= Work required =
Exactly as given, repeat all of the entries.

┄┄┄┄┄┄┄┄┄┄

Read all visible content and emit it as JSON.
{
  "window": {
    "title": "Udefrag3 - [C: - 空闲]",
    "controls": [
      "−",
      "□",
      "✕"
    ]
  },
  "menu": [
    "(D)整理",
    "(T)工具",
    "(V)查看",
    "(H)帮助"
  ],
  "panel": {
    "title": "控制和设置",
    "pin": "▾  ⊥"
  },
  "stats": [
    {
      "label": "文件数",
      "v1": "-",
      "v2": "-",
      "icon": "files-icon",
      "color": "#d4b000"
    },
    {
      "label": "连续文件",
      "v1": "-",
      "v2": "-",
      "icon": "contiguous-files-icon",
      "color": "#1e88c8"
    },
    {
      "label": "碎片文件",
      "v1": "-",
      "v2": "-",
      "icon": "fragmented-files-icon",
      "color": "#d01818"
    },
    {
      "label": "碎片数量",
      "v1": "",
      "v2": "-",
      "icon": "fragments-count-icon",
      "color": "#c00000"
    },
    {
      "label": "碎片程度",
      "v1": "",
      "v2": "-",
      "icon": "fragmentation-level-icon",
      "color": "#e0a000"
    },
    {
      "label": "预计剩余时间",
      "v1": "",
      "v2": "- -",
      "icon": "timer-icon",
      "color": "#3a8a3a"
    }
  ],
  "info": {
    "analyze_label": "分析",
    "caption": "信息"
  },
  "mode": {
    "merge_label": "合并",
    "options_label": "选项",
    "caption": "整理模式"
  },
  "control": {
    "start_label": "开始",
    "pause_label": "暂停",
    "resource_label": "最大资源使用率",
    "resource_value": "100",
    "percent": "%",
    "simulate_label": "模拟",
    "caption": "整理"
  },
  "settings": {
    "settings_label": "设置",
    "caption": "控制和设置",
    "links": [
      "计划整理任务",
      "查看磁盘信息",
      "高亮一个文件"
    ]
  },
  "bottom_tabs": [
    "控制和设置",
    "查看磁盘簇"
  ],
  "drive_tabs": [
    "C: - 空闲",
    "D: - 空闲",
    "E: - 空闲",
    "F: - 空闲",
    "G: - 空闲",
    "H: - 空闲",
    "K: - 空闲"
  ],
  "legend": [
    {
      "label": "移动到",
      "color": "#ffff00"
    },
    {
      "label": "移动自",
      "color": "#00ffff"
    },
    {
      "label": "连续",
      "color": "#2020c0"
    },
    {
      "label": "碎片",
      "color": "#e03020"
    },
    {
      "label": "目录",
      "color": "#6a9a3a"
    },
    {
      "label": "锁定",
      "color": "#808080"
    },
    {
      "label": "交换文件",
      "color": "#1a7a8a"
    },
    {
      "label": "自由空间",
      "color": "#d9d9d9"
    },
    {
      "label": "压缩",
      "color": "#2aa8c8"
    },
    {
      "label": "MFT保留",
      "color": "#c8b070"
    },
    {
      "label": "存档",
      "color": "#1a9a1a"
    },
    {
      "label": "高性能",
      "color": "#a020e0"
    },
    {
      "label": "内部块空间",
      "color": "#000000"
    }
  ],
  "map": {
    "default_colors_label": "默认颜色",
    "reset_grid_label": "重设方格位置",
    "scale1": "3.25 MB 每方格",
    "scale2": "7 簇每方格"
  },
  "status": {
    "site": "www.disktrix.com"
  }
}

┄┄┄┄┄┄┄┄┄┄

= Task response =
Read all visible content and emit it as JSON.
{
  "window": {
    "title": "Udefrag3 - [C: - 空闲]",
    "controls": [
      "−",
      "□",
      "✕"
    ]
  },
  "menu": [
    "(D)整理",
    "(T)工具",
    "(V)查看",
    "(H)帮助"
  ],
  "panel": {
    "title": "控制和设置",
    "pin": "▾  ⊥"
  },
  "stats": [
    {
      "label": "文件数",
      "v1": "-",
      "v2": "-",
      "icon": "files-icon",
      "color": "#d4b000"
    },
    {
      "label": "连续文件",
      "v1": "-",
      "v2": "-",
      "icon": "contiguous-files-icon",
      "color": "#1e88c8"
    },
    {
      "label": "碎片文件",
      "v1": "-",
      "v2": "-",
      "icon": "fragmented-files-icon",
      "color": "#d01818"
    },
    {
      "label": "碎片数量",
      "v1": "",
      "v2": "-",
      "icon": "fragments-count-icon",
      "color": "#c00000"
    },
    {
      "label": "碎片程度",
      "v1": "",
      "v2": "-",
      "icon": "fragmentation-level-icon",
      "color": "#e0a000"
    },
    {
      "label": "预计剩余时间",
      "v1": "",
      "v2": "- -",
      "icon": "timer-icon",
      "color": "#3a8a3a"
    }
  ],
  "info": {
    "analyze_label": "分析",
    "caption": "信息"
  },
  "mode": {
    "merge_label": "合并",
    "options_label": "选项",
    "caption": "整理模式"
  },
  "control": {
    "start_label": "开始",
    "pause_label": "暂停",
    "resource_label": "最大资源使用率",
    "resource_value": "100",
    "percent": "%",
    "simulate_label": "模拟",
    "caption": "整理"
  },
  "settings": {
    "settings_label": "设置",
    "caption": "控制和设置",
    "links": [
      "计划整理任务",
      "查看磁盘信息",
      "高亮一个文件"
    ]
  },
  "bottom_tabs": [
    "控制和设置",
    "查看磁盘簇"
  ],
  "drive_tabs": [
    "C: - 空闲",
    "D: - 空闲",
    "E: - 空闲",
    "F: - 空闲",
    "G: - 空闲",
    "H: - 空闲",
    "K: - 空闲"
  ],
  "legend": [
    {
      "label": "移动到",
      "color": "#ffff00"
    },
    {
      "label": "移动自",
      "color": "#00ffff"
    },
    {
      "label": "连续",
      "color": "#2020c0"
    },
    {
      "label": "碎片",
      "color": "#e03020"
    },
    {
      "label": "目录",
      "color": "#6a9a3a"
    },
    {
      "label": "锁定",
      "color": "#808080"
    },
    {
      "label": "交换文件",
      "color": "#1a7a8a"
    },
    {
      "label": "自由空间",
      "color": "#d9d9d9"
    },
    {
      "label": "压缩",
      "color": "#2aa8c8"
    },
    {
      "label": "MFT保留",
      "color": "#c8b070"
    },
    {
      "label": "存档",
      "color": "#1a9a1a"
    },
    {
      "label": "高性能",
      "color": "#a020e0"
    },
    {
      "label": "内部块空间",
      "color": "#000000"
    }
  ],
  "map": {
    "default_colors_label": "默认颜色",
    "reset_grid_label": "重设方格位置",
    "scale1": "3.25 MB 每方格",
    "scale2": "7 簇每方格"
  },
  "status": {
    "site": "www.disktrix.com"
  }
}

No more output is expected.